Here’s a post I recently wrote for the Heritage Theological Seminary blog:
There’s a lot of fuzziness about what actually qualifies as expository preaching. Some equate it with preaching through a book sequentially, verse by verse, one section at a time. Others emphasize presenting the biblical author’s intended meaning for the original readers.
In our homiletics courses at Heritage we use this definition: An expository sermon communicates the timeless meaning of a passage to encourage a transformative meeting with Christ.
You’ll notice the definition has two parts.
The first part focuses on communicating the timeless meaning of a passage. Expositors help listeners understand what the text meant to the original readers and what it still means for contemporary ones. This requires preachers to be competent students of Scripture. We must carefully study the biblical text, digging into the historical context and grammatical features of the passage. We must know how to accurately interpret the text, utilizing valid hermeneutical principles to grasp the timeless meaning of the passage. This is one of the reasons the curriculum at Heritage Seminary includes Greek and Hebrew, hermeneutics, Bible, and theology.

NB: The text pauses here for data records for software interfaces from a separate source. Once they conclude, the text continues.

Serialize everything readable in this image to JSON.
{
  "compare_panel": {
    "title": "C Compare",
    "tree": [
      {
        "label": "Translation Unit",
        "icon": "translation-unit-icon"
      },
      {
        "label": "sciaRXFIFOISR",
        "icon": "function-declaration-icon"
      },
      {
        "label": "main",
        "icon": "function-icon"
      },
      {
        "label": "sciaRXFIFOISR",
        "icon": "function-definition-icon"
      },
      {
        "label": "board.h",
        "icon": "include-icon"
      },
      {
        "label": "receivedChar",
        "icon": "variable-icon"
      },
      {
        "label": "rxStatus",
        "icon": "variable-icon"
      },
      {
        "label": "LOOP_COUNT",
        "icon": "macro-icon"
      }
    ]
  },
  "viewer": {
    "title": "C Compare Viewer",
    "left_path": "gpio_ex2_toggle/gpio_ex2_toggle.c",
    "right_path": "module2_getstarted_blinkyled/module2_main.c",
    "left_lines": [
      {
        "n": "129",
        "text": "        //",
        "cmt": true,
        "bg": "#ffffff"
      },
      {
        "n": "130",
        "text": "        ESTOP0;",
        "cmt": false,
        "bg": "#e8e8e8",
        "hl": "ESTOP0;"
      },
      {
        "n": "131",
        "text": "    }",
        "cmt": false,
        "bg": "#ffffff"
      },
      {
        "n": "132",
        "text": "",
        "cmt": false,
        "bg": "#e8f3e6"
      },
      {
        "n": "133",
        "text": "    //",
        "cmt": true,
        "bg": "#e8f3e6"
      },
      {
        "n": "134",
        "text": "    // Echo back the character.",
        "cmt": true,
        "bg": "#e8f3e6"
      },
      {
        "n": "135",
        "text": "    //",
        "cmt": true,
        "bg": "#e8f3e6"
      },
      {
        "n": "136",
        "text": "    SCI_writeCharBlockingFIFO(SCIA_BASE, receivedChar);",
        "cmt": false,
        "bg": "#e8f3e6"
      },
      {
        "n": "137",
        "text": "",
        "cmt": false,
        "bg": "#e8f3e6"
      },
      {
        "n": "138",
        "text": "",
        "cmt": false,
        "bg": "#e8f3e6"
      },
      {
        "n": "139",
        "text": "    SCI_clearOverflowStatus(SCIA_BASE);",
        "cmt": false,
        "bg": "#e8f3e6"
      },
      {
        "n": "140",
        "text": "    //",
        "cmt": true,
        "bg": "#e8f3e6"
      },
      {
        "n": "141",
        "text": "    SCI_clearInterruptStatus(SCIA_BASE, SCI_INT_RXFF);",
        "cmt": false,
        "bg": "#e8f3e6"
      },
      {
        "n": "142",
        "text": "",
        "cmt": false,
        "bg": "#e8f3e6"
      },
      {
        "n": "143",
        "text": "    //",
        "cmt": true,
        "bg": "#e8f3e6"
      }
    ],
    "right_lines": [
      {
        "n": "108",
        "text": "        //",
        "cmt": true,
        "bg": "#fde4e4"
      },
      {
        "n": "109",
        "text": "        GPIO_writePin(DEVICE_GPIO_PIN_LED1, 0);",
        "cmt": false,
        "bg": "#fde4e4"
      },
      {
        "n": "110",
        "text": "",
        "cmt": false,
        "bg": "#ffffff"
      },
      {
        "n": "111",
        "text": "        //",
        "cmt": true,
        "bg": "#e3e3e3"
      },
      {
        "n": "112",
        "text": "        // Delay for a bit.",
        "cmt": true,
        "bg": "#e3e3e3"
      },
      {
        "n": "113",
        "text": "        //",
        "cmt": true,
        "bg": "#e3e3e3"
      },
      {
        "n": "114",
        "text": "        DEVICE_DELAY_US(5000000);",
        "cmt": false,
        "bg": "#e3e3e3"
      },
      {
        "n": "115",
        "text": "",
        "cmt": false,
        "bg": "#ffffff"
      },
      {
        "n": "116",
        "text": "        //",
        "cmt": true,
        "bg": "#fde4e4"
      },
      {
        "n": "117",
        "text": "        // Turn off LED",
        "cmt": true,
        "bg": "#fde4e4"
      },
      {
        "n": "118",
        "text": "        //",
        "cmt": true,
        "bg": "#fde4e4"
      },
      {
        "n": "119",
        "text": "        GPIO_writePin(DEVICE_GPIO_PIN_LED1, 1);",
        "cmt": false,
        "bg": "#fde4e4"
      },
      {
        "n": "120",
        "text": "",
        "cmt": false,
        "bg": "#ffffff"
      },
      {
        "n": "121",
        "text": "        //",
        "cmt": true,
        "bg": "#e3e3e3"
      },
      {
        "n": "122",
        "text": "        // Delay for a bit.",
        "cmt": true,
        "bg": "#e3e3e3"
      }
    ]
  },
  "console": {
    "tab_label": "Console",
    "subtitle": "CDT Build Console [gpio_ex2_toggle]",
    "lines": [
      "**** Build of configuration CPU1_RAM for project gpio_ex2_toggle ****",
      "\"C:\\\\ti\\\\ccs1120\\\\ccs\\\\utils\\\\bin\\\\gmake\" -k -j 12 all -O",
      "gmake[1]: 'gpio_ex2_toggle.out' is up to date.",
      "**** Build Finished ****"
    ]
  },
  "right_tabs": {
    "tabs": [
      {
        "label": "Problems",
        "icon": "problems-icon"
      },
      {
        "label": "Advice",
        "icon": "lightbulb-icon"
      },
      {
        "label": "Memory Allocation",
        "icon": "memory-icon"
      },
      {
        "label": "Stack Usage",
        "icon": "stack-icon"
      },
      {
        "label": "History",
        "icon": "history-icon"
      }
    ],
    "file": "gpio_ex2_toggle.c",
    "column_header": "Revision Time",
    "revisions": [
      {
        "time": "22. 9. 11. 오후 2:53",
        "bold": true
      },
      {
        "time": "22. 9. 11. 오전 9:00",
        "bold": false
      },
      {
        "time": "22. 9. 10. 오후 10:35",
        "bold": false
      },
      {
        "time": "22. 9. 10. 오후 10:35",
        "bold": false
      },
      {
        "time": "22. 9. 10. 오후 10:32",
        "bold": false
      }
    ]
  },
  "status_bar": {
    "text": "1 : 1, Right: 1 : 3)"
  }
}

If the first half of our definition calls a preacher to be a competent student of Scripture, the second half requires a preacher to be a caring shepherd of souls. As preachers, we want our sermons to encourage a transformative meeting with Christ. The preacher’s goal is not simply to inform, but to see lives transformed. As J.I. Packer put it, “The proper aim of preaching is to mediate meetings with God.” For some of our listeners, this will mean meeting Christ for salvation through repentance and faith. For those already in Christ, it will mean meeting Christ for growth in sanctification—having outlooks, attitudes and actions brought into great conformity to God’s will.
At this year’s Heritage Preaching Lectures, we have the privilege of learning from a preacher who is both a competent student of Scripture and a compassionate shepherd of souls. Ray Ortlund Jr. has served as both a seminary professor and a long-term pastor.
I’d encourage you to join us online on October 8th for the Heritage Preaching Lectures. Dr. Ortlund’s focus will be preaching Old Testament wisdom literature. I’m convinced what you learn will help you faithfully exposit God’s Word—communicating the timeless meaning of the text in order to encourage transformative meetings with Christ.
You can register for the Heritage Preaching Lectures at DiscoverHeritage.ca/HPL.